Sunday, April 28, 2013

Reading Temperature from a TMP102 Thermometer with pcDuino (C Version)

My previous post on reading the temperature from a TMP102 using a pcDuino used a Python script. Here is an example using C. For information on the connections and prerequisites, see the Python version of this post: Reading Temperature from a TMP102 Thermometer with pcDuino (Python Version).


#include <stdio.h>
#include <fcntl.h>
#include <linux/i2c-dev.h>
#include <linux/i2c.h>

int main (void)
int deviceHandle;
int readBytes;
char buffer[2];
// initialize buffer
buffer[0] = 0x00;
int deviceI2CAddress = 0x48;
// open device on /dev/i2c-2
if ((deviceHandle = open("/dev/i2c-2", O_RDWR)) < 0) {
printf("Error: Couldn't open device! %d\n", deviceHandle);
return 1;
// connect as i2c slave
if (ioctl(deviceHandle, I2C_SLAVE, deviceI2CAddress) < 0) {
printf("Error: Couldn't find device on address!\n");
return 1;
// begin transmission and request acknowledgement
readBytes = write(deviceHandle, buffer, 1);
if (readBytes != 1)
printf("Error: Received no ACK-Bit, couldn't establish connection!");
// read response
readBytes = read(deviceHandle, buffer, 2);
if (readBytes != 2)
printf("Error: Received no data!");
// get data
int msb = buffer[0];
int lsb = buffer[1];
double temp = (((msb << 8) | lsb) >> 4) * 0.0625;
// and print results
printf("Temp: %0.2f C\n", temp);
// close connection and return
return 0;

Compiling & Running

Compiling the program is easy.

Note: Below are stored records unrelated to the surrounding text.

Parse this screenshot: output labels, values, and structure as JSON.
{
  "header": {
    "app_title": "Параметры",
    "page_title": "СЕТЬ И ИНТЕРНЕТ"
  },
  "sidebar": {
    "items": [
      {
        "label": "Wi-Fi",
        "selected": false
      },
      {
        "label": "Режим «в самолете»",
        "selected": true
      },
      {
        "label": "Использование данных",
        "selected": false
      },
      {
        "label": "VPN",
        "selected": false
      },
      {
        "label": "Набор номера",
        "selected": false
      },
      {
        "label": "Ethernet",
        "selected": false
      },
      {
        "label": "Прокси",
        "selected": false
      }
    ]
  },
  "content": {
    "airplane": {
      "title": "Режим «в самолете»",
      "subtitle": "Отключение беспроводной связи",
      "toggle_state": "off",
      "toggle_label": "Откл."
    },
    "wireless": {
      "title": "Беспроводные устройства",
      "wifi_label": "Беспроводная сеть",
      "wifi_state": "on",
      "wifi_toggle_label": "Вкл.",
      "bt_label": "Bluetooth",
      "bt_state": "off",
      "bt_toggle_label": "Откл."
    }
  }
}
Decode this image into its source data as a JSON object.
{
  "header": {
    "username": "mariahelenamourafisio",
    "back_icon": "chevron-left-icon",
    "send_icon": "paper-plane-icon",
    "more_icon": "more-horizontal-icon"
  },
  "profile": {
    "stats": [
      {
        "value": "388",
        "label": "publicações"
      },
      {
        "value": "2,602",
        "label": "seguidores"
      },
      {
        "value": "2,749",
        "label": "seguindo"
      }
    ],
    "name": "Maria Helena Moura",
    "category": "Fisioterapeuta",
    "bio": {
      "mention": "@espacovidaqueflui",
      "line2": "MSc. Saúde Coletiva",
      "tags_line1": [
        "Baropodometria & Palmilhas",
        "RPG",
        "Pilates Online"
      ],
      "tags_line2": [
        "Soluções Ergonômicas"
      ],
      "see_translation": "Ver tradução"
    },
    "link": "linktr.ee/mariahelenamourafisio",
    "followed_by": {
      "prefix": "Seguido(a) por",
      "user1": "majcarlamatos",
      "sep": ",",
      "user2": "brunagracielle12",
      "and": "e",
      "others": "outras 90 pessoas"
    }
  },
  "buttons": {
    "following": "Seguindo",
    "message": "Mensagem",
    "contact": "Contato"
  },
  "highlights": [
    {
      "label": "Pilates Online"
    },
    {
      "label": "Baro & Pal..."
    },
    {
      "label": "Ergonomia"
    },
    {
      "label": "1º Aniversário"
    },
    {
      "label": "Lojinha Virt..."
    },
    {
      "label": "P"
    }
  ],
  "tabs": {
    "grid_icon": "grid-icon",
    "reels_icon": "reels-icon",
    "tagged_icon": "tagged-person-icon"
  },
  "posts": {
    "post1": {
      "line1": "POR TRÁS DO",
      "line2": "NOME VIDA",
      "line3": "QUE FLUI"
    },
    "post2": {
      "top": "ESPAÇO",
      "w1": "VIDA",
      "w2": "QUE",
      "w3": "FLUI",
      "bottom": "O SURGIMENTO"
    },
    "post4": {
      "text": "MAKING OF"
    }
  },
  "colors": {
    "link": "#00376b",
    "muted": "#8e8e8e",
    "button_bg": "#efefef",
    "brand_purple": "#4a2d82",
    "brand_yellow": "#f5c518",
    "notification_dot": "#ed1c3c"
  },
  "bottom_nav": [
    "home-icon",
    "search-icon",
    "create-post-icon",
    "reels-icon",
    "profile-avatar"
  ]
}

Assuming you have saved the code to a file named tmp102.c, change directory to the location of the code file and compile using gcc -

  gcc tmp102.c -otmp102

This produces an executable named tmp102.  Run the program by typing ./tmp102 

Reading Temperature from a TMP102 Thermometer with pcDuino (Python Version)

The TMP102 temperature sensor breakout from Sparkfun is an easy to use thermometer that connects via I2C.   This quick example shows how to use a TMP102 with a pcDuino and some simple Python 2 code to get the current temperature.


Run the following commands to install required packages:

  sudo apt-get install i2c-tools
  sudo apt-get install python-smbus


TMP102  pcDuino
V+      3.3V

When connected as above, the TMP102 uses the I2C address 0x48. To confirm this, run the following at the command line:

  i2cdetect -y 2

The resulting diagram should show the device at 0x48 by printing 48 in the corresponding cell.

Note that the SCL and SDA pins on the pcDuino are connected to I2C bus 2.

The TMP102 breakout board has built-in 1k pull-up resistors on the SDA and SCL lines; it works without external pull-up resistors.


import smbus
import time

bus = smbus.SMBus(2)
data = bus.read_i2c_block_data(0x48, 0)
msb = data[0]
lsb = data[1]
# Print degrees Celsius
print (((msb << 8) | lsb) >> 4) * 0.0625

Saturday, April 27, 2013

Installing the Java Runtime Environment on the pcDuino

Here are my notes on installing JRE 1.7 on the pcDuino development board.

Before installing Java, I upgraded the Linux kernel to 3.4.29+  and Ubuntu following the steps described on the pcDuino 04-04-2013 update page.

Download the JRE (ejre-7u21-fcs-b11-linux-arm-vfp-client_headful-04_apr_2013.gz) from If you have a screen, keyboard, and mouse connected to your pcDuino, you can dowload directly to the device. I am using SSH to access my pcDuino, so I downloaded the file to my Windows desktop and used WinSCP to transfer the file to the pcDuino.

At the pcDuino command prompt, run the following commands to extract the JRE:

gunzip ejre-7u21-fcs-b11-linux-arm-vfp-client_headful-04_apr_2013.gz

tar xfv ejre-7u21-fcs-b11-linux-arm-vfp-client_headful-04_apr_2013

The JRE is now located in a subdirectory called ejre1.7.0_21. Note the full path for this directory.  

Add the following lines to your account's .bashrc directory (changing the path to the JRE directory path noted in the last step).

export JAVA_HOME=/usr/lib/jvm/ejre1.7.0_10
export PATH=$PATH:$JAVA_HOME/bin

This version of Java uses "soft float, so install the required libraries using this command -

sudo apt-get install -y libc6-armel libsfgcc1

Log out and then log back in so the new environment variables take effect. Confirm that Java runtime now works by running java -version